**RECORDS FOR THIS EXERCISE**

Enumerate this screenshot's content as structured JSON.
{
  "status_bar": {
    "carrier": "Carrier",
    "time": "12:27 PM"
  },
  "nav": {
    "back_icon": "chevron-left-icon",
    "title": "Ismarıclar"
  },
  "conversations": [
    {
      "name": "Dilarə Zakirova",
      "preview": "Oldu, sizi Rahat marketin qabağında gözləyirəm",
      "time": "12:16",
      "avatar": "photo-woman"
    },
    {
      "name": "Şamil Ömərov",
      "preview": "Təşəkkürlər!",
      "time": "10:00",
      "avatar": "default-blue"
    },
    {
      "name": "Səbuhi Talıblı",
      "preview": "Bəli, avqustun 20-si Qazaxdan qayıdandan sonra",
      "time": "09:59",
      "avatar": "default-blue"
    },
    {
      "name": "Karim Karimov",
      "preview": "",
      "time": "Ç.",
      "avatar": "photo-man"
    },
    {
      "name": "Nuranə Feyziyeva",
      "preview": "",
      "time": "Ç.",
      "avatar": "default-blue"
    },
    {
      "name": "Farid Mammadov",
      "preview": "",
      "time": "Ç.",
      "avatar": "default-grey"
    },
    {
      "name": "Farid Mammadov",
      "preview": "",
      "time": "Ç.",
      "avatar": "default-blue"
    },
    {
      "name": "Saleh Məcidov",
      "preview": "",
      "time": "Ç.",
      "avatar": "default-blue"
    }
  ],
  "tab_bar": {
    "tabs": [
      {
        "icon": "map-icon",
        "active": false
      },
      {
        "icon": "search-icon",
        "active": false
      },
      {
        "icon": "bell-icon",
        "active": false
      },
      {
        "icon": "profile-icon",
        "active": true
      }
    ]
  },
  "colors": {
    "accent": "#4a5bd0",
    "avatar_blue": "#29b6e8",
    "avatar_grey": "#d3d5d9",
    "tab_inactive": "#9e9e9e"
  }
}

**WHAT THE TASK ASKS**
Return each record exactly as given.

**EXERCISE SOLUTION**
Enumerate this screenshot's content as structured JSON.
{
  "status_bar": {
    "carrier": "Carrier",
    "time": "12:27 PM"
  },
  "nav": {
    "back_icon": "chevron-left-icon",
    "title": "Ismarıclar"
  },
  "conversations": [
    {
      "name": "Dilarə Zakirova",
      "preview": "Oldu, sizi Rahat marketin qabağında gözləyirəm",
      "time": "12:16",
      "avatar": "photo-woman"
    },
    {
      "name": "Şamil Ömərov",
      "preview": "Təşəkkürlər!",
      "time": "10:00",
      "avatar": "default-blue"
    },
    {
      "name": "Səbuhi Talıblı",
      "preview": "Bəli, avqustun 20-si Qazaxdan qayıdandan sonra",
      "time": "09:59",
      "avatar": "default-blue"
    },
    {
      "name": "Karim Karimov",
      "preview": "",
      "time": "Ç.",
      "avatar": "photo-man"
    },
    {
      "name": "Nuranə Feyziyeva",
      "preview": "",
      "time": "Ç.",
      "avatar": "default-blue"
    },
    {
      "name": "Farid Mammadov",
      "preview": "",
      "time": "Ç.",
      "avatar": "default-grey"
    },
    {
      "name": "Farid Mammadov",
      "preview": "",
      "time": "Ç.",
      "avatar": "default-blue"
    },
    {
      "name": "Saleh Məcidov",
      "preview": "",
      "time": "Ç.",
      "avatar": "default-blue"
    }
  ],
  "tab_bar": {
    "tabs": [
      {
        "icon": "map-icon",
        "active": false
      },
      {
        "icon": "search-icon",
        "active": false
      },
      {
        "icon": "bell-icon",
        "active": false
      },
      {
        "icon": "profile-icon",
        "active": true
      }
    ]
  },
  "colors": {
    "accent": "#4a5bd0",
    "avatar_blue": "#29b6e8",
    "avatar_grey": "#d3d5d9",
    "tab_inactive": "#9e9e9e"
  }
}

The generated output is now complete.